TASK DESCRIPTION ▸ Nothing in the records may be altered, and no picture may be included. Restate them in full.

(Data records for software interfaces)
________________________

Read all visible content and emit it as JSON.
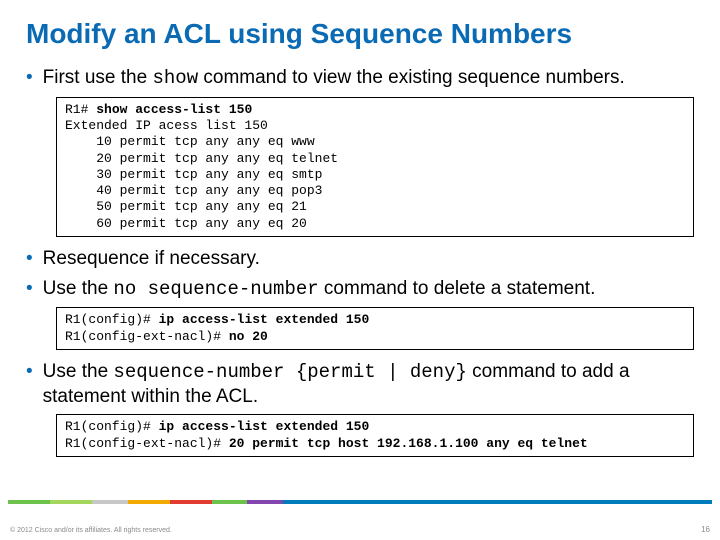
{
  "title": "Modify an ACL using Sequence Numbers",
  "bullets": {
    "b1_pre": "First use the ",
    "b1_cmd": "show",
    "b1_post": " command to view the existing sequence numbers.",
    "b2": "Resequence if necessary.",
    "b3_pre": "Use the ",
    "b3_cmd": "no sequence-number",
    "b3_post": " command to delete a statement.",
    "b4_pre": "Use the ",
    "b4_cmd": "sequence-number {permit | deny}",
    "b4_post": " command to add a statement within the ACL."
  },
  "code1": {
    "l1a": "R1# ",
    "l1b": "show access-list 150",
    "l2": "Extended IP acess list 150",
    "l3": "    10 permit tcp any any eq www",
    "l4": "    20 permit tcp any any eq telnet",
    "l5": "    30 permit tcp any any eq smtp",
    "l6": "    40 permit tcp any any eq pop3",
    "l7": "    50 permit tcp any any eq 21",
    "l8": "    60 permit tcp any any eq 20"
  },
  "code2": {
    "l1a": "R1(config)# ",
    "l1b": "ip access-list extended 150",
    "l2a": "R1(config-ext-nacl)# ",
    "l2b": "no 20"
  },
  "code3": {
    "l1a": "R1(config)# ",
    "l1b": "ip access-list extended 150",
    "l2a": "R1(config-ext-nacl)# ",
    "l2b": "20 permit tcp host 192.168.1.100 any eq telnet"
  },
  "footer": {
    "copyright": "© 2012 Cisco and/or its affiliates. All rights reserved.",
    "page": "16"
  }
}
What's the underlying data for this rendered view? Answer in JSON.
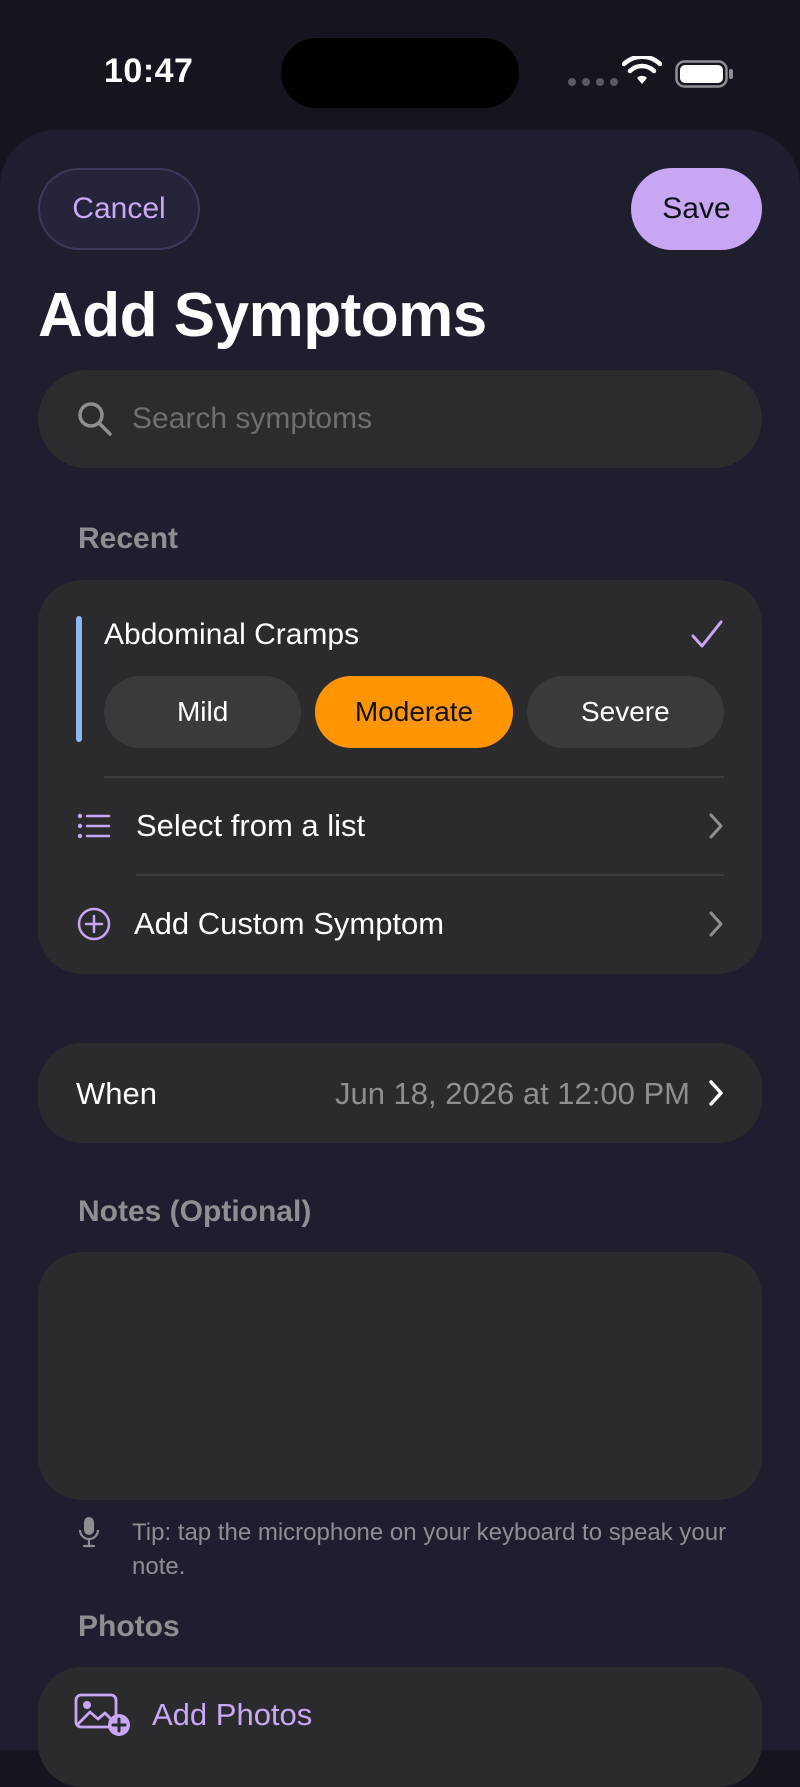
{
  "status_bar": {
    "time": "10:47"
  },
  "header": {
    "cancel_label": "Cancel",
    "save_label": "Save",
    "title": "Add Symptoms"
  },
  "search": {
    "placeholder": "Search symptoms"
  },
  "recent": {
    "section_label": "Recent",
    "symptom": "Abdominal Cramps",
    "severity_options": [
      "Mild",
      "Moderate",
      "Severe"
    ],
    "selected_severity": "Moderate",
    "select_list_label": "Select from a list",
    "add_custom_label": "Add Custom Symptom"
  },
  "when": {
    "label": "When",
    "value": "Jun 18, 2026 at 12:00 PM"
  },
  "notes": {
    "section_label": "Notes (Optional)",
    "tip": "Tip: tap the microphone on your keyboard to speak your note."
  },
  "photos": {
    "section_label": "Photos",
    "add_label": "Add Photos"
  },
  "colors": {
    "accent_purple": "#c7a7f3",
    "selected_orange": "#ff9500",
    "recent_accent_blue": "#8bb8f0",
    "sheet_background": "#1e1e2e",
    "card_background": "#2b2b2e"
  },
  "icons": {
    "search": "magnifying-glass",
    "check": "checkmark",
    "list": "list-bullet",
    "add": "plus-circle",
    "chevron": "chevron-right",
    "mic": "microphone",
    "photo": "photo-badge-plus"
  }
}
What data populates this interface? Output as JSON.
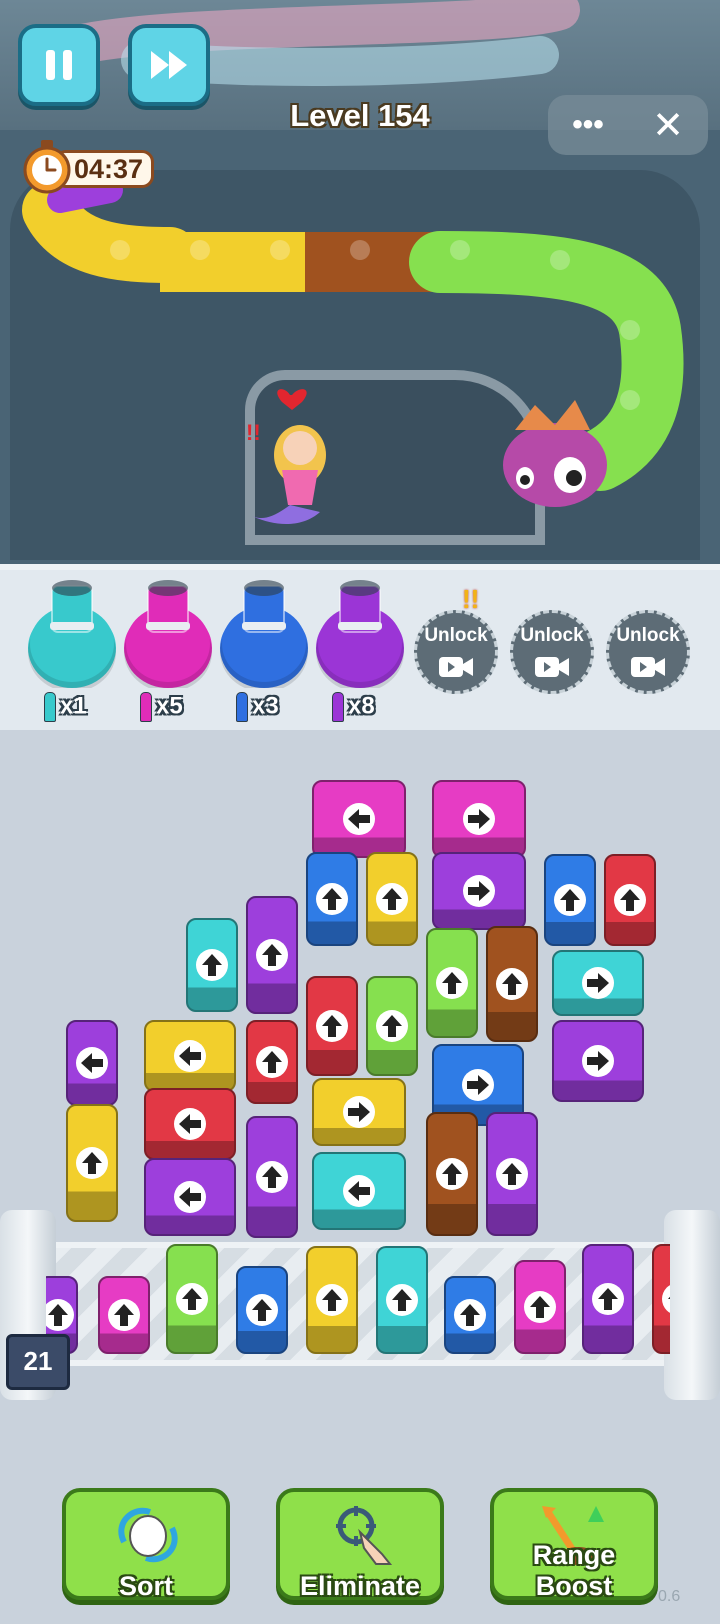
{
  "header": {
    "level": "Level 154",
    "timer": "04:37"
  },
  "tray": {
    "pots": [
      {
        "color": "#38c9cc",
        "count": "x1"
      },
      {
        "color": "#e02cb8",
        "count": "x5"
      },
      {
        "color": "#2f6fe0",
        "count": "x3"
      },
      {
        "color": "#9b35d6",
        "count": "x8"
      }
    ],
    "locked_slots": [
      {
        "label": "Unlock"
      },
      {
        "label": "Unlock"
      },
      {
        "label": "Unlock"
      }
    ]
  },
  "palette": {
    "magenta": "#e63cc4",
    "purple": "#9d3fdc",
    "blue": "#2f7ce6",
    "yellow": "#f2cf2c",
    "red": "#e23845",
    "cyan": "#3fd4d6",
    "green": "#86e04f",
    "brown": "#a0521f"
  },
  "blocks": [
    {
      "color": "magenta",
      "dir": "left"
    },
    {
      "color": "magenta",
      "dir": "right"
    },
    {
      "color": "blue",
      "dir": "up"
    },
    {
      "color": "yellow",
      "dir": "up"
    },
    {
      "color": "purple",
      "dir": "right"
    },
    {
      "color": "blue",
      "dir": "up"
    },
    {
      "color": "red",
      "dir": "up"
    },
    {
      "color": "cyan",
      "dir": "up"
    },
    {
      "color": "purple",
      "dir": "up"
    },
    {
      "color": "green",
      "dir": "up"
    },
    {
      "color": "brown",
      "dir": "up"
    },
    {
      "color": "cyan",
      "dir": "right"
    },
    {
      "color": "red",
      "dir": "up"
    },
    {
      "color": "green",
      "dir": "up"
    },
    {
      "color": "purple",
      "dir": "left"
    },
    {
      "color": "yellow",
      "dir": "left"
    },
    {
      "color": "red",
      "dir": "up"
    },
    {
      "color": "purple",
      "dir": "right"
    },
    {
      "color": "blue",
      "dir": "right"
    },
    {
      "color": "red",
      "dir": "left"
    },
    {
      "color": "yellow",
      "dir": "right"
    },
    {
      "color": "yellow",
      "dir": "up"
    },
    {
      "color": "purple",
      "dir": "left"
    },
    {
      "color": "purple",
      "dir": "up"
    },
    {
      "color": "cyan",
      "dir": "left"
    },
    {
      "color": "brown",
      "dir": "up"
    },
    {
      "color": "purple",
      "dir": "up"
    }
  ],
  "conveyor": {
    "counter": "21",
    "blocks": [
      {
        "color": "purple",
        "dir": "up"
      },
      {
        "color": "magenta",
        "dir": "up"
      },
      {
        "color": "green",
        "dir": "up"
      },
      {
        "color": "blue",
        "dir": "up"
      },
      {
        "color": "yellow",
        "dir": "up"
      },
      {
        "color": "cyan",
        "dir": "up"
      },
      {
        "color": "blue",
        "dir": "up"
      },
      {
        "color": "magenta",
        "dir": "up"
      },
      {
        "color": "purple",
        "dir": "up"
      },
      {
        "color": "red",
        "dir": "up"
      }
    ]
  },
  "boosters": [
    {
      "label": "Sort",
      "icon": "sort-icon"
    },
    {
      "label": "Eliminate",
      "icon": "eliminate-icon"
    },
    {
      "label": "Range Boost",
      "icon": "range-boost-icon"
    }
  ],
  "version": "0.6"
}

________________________

TASK SOLUTION ▸
Read all visible content and emit it as JSON.
{
  "title": "Modify an ACL using Sequence Numbers",
  "bullets": {
    "b1_pre": "First use the ",
    "b1_cmd": "show",
    "b1_post": " command to view the existing sequence numbers.",
    "b2": "Resequence if necessary.",
    "b3_pre": "Use the ",
    "b3_cmd": "no sequence-number",
    "b3_post": " command to delete a statement.",
    "b4_pre": "Use the ",
    "b4_cmd": "sequence-number {permit | deny}",
    "b4_post": " command to add a statement within the ACL."
  },
  "code1": {
    "l1a": "R1# ",
    "l1b": "show access-list 150",
    "l2": "Extended IP acess list 150",
    "l3": "    10 permit tcp any any eq www",
    "l4": "    20 permit tcp any any eq telnet",
    "l5": "    30 permit tcp any any eq smtp",
    "l6": "    40 permit tcp any any eq pop3",
    "l7": "    50 permit tcp any any eq 21",
    "l8": "    60 permit tcp any any eq 20"
  },
  "code2": {
    "l1a": "R1(config)# ",
    "l1b": "ip access-list extended 150",
    "l2a": "R1(config-ext-nacl)# ",
    "l2b": "no 20"
  },
  "code3": {
    "l1a": "R1(config)# ",
    "l1b": "ip access-list extended 150",
    "l2a": "R1(config-ext-nacl)# ",
    "l2b": "20 permit tcp host 192.168.1.100 any eq telnet"
  },
  "footer": {
    "copyright": "© 2012 Cisco and/or its affiliates. All rights reserved.",
    "page": "16"
  }
}
What's the underlying data for this rendered view? Answer in JSON.
{
  "status_bar": {
    "time": "10:47"
  },
  "header": {
    "cancel_label": "Cancel",
    "save_label": "Save",
    "title": "Add Symptoms"
  },
  "search": {
    "placeholder": "Search symptoms"
  },
  "recent": {
    "section_label": "Recent",
    "symptom": "Abdominal Cramps",
    "severity_options": [
      "Mild",
      "Moderate",
      "Severe"
    ],
    "selected_severity": "Moderate",
    "select_list_label": "Select from a list",
    "add_custom_label": "Add Custom Symptom"
  },
  "when": {
    "label": "When",
    "value": "Jun 18, 2026 at 12:00 PM"
  },
  "notes": {
    "section_label": "Notes (Optional)",
    "tip": "Tip: tap the microphone on your keyboard to speak your note."
  },
  "photos": {
    "section_label": "Photos",
    "add_label": "Add Photos"
  },
  "colors": {
    "accent_purple": "#c7a7f3",
    "selected_orange": "#ff9500",
    "recent_accent_blue": "#8bb8f0",
    "sheet_background": "#1e1e2e",
    "card_background": "#2b2b2e"
  },
  "icons": {
    "search": "magnifying-glass",
    "check": "checkmark",
    "list": "list-bullet",
    "add": "plus-circle",
    "chevron": "chevron-right",
    "mic": "microphone",
    "photo": "photo-badge-plus"
  }
}
What data populates this interface? Output as JSON.
{
  "header": {
    "level": "Level 154",
    "timer": "04:37"
  },
  "tray": {
    "pots": [
      {
        "color": "#38c9cc",
        "count": "x1"
      },
      {
        "color": "#e02cb8",
        "count": "x5"
      },
      {
        "color": "#2f6fe0",
        "count": "x3"
      },
      {
        "color": "#9b35d6",
        "count": "x8"
      }
    ],
    "locked_slots": [
      {
        "label": "Unlock"
      },
      {
        "label": "Unlock"
      },
      {
        "label": "Unlock"
      }
    ]
  },
  "palette": {
    "magenta": "#e63cc4",
    "purple": "#9d3fdc",
    "blue": "#2f7ce6",
    "yellow": "#f2cf2c",
    "red": "#e23845",
    "cyan": "#3fd4d6",
    "green": "#86e04f",
    "brown": "#a0521f"
  },
  "blocks": [
    {
      "color": "magenta",
      "dir": "left"
    },
    {
      "color": "magenta",
      "dir": "right"
    },
    {
      "color": "blue",
      "dir": "up"
    },
    {
      "color": "yellow",
      "dir": "up"
    },
    {
      "color": "purple",
      "dir": "right"
    },
    {
      "color": "blue",
      "dir": "up"
    },
    {
      "color": "red",
      "dir": "up"
    },
    {
      "color": "cyan",
      "dir": "up"
    },
    {
      "color": "purple",
      "dir": "up"
    },
    {
      "color": "green",
      "dir": "up"
    },
    {
      "color": "brown",
      "dir": "up"
    },
    {
      "color": "cyan",
      "dir": "right"
    },
    {
      "color": "red",
      "dir": "up"
    },
    {
      "color": "green",
      "dir": "up"
    },
    {
      "color": "purple",
      "dir": "left"
    },
    {
      "color": "yellow",
      "dir": "left"
    },
    {
      "color": "red",
      "dir": "up"
    },
    {
      "color": "purple",
      "dir": "right"
    },
    {
      "color": "blue",
      "dir": "right"
    },
    {
      "color": "red",
      "dir": "left"
    },
    {
      "color": "yellow",
      "dir": "right"
    },
    {
      "color": "yellow",
      "dir": "up"
    },
    {
      "color": "purple",
      "dir": "left"
    },
    {
      "color": "purple",
      "dir": "up"
    },
    {
      "color": "cyan",
      "dir": "left"
    },
    {
      "color": "brown",
      "dir": "up"
    },
    {
      "color": "purple",
      "dir": "up"
    }
  ],
  "conveyor": {
    "counter": "21",
    "blocks": [
      {
        "color": "purple",
        "dir": "up"
      },
      {
        "color": "magenta",
        "dir": "up"
      },
      {
        "color": "green",
        "dir": "up"
      },
      {
        "color": "blue",
        "dir": "up"
      },
      {
        "color": "yellow",
        "dir": "up"
      },
      {
        "color": "cyan",
        "dir": "up"
      },
      {
        "color": "blue",
        "dir": "up"
      },
      {
        "color": "magenta",
        "dir": "up"
      },
      {
        "color": "purple",
        "dir": "up"
      },
      {
        "color": "red",
        "dir": "up"
      }
    ]
  },
  "boosters": [
    {
      "label": "Sort",
      "icon": "sort-icon"
    },
    {
      "label": "Eliminate",
      "icon": "eliminate-icon"
    },
    {
      "label": "Range Boost",
      "icon": "range-boost-icon"
    }
  ],
  "version": "0.6"
}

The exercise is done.